What I thought

Thank you to Celadon Books for the free ARC of this book in exchange for an honest review!

You guys. I LOVED this book. I’m talking LOVED like every time I (reluctantly) put it down, I felt like I was coming up out of a trance kind of LOVED. I was 100% sucked into this book, and I’m legitimately sad that it’s over. Not only that, but I am completely blown away by the fact that this was a DEBUT novel.

So, let’s talk about the elephant in the room. I went into this book VERY hesitantly, fully expecting a “meh” read. I had seen SO many mediocre review of this, and even though I’m one to keep an open mind, I couldn’t help but feel uneasy as I went into this one. So, imagine my surprise as I fell in love with this book–was I even reading the same book as everyone else? And now that I’ve finished, I think I understand. Obviously, everyone is entitled to their own opinion and not everyone’s going to enjoy the same books–that’s what makes reading so great. However, I went into this knowing not to expect a fast-paced, murder mystery, thriller–and I truly think that made all the difference.

Saint X is, instead, a deep and riveting character study that looks at all of the ripples created by tragedy and how it affects those closest to it, as well as those on its periphery.

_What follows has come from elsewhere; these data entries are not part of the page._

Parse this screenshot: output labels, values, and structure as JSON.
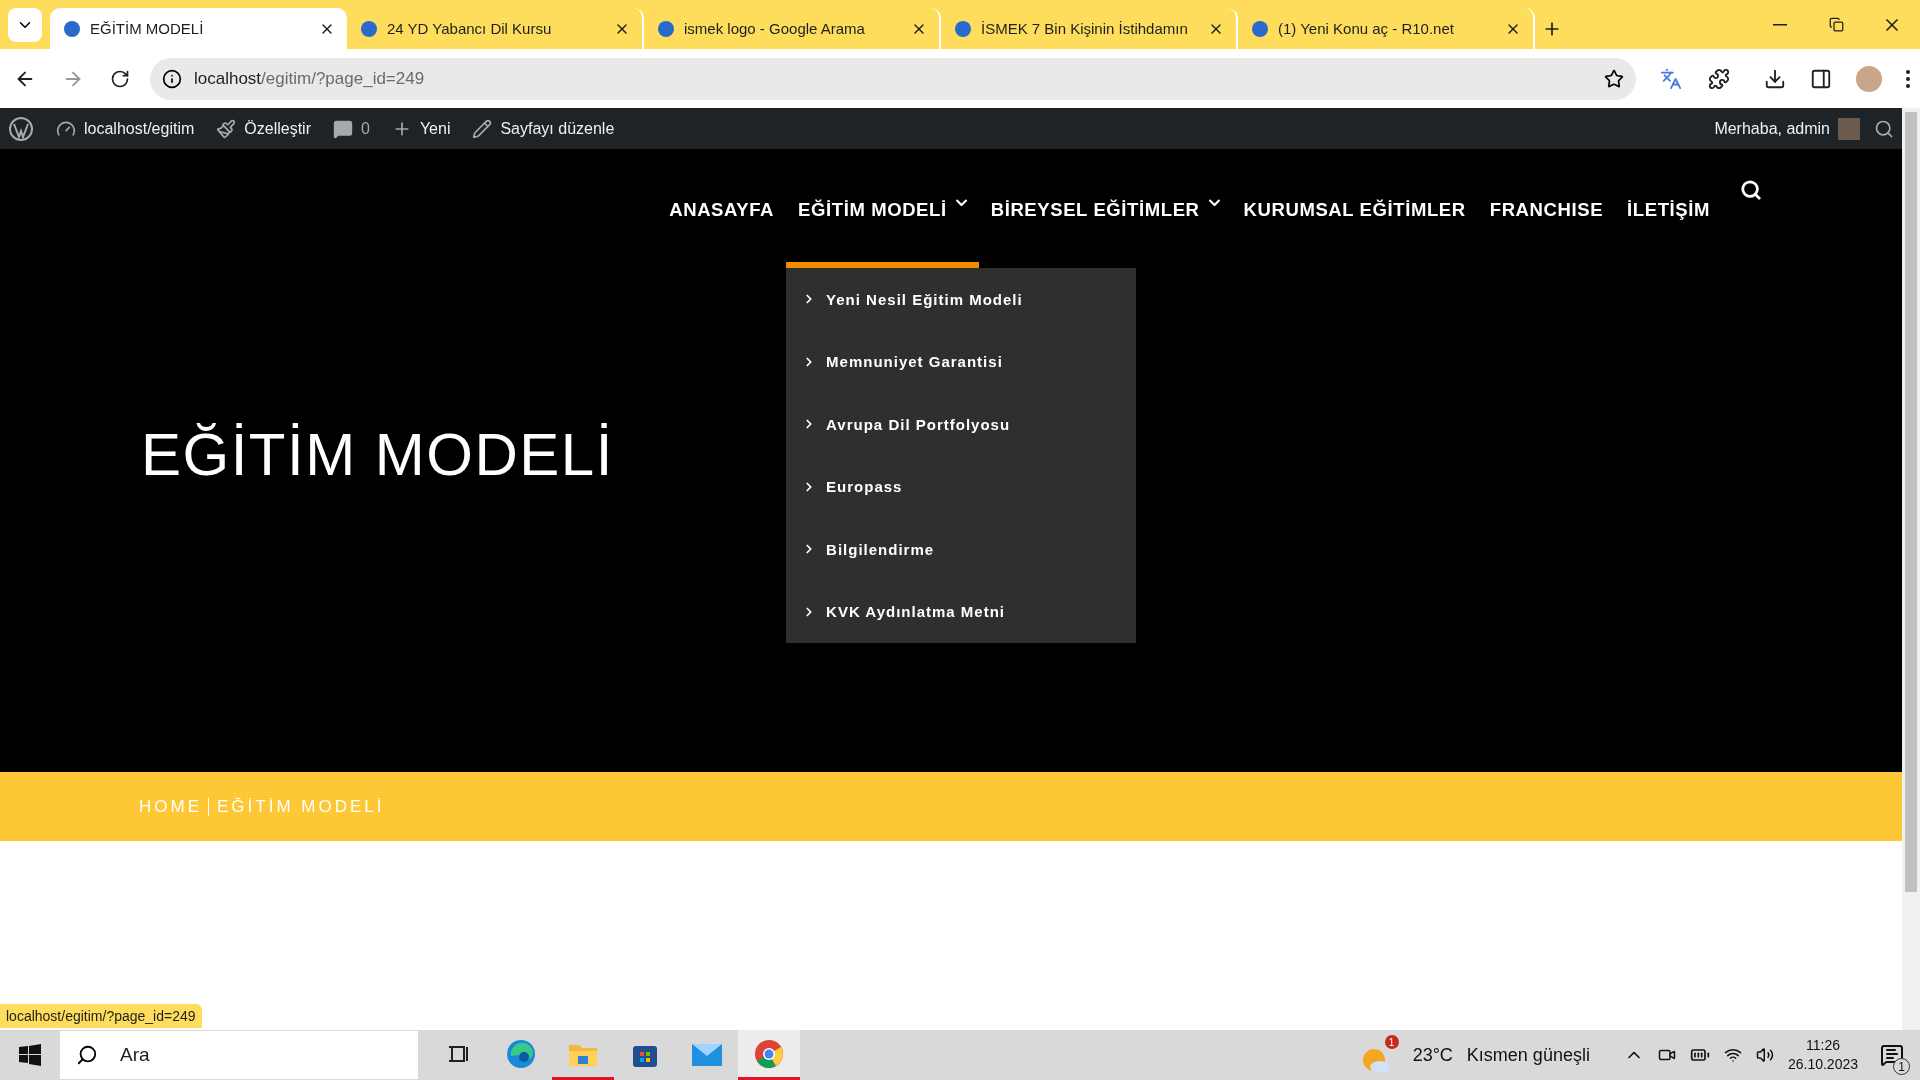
{
  "browser": {
    "tabs": [
      {
        "title": "EĞİTİM MODELİ",
        "selected": true
      },
      {
        "title": "24 YD Yabancı Dil Kursu",
        "selected": false
      },
      {
        "title": "ismek logo - Google Arama",
        "selected": false
      },
      {
        "title": "İSMEK 7 Bin Kişinin İstihdamın",
        "selected": false
      },
      {
        "title": "(1) Yeni Konu aç - R10.net",
        "selected": false
      }
    ],
    "url": {
      "host": "localhost",
      "path": "/egitim/?page_id=249"
    }
  },
  "admin_bar": {
    "site": "localhost/egitim",
    "customize": "Özelleştir",
    "comments": "0",
    "new": "Yeni",
    "edit": "Sayfayı düzenle",
    "greeting": "Merhaba, admin"
  },
  "nav": {
    "items": [
      {
        "label": "ANASAYFA",
        "has_dropdown": false,
        "selected": false
      },
      {
        "label": "EĞİTİM MODELİ",
        "has_dropdown": true,
        "selected": true
      },
      {
        "label": "BİREYSEL EĞİTİMLER",
        "has_dropdown": true,
        "selected": false
      },
      {
        "label": "KURUMSAL EĞİTİMLER",
        "has_dropdown": false,
        "selected": false
      },
      {
        "label": "FRANCHISE",
        "has_dropdown": false,
        "selected": false
      },
      {
        "label": "İLETİŞİM",
        "has_dropdown": false,
        "selected": false
      }
    ],
    "dropdown": [
      "Yeni Nesil Eğitim Modeli",
      "Memnuniyet Garantisi",
      "Avrupa Dil Portfolyosu",
      "Europass",
      "Bilgilendirme",
      "KVK Aydınlatma Metni"
    ]
  },
  "hero": {
    "title": "EĞİTİM MODELİ"
  },
  "breadcrumb": [
    "HOME",
    "EĞİTİM MODELİ"
  ],
  "status_url": "localhost/egitim/?page_id=249",
  "taskbar": {
    "search": {
      "placeholder": "Ara"
    },
    "apps": [
      {
        "kind": "taskview",
        "running": false,
        "selected": false
      },
      {
        "kind": "edge",
        "running": false,
        "selected": false
      },
      {
        "kind": "explorer",
        "running": true,
        "selected": false
      },
      {
        "kind": "store",
        "running": false,
        "selected": false
      },
      {
        "kind": "mail",
        "running": false,
        "selected": false
      },
      {
        "kind": "chrome",
        "running": true,
        "selected": true
      }
    ],
    "weather": {
      "badge": "1",
      "temperature": "23°C",
      "condition": "Kısmen güneşli"
    },
    "time": "11:26",
    "date": "26.10.2023",
    "notifications": "1"
  }
}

Alexis Schaitkin has some serious writing chops like I haven’t seen in some time. The settings and especially the characters felt so real and vivid to me that this book hardly felt like fiction. And there was so much to delve into, I think any book club discussion could go on for days.

If you enjoy reading about real (and flawed) characters, if you enjoy contemplating how we all have an effect on others we encounter, and especially if you have ever pondered a question like, “I wonder how it would have all turned out if I had turned left instead of right?”–get your hands on this book. So, so good!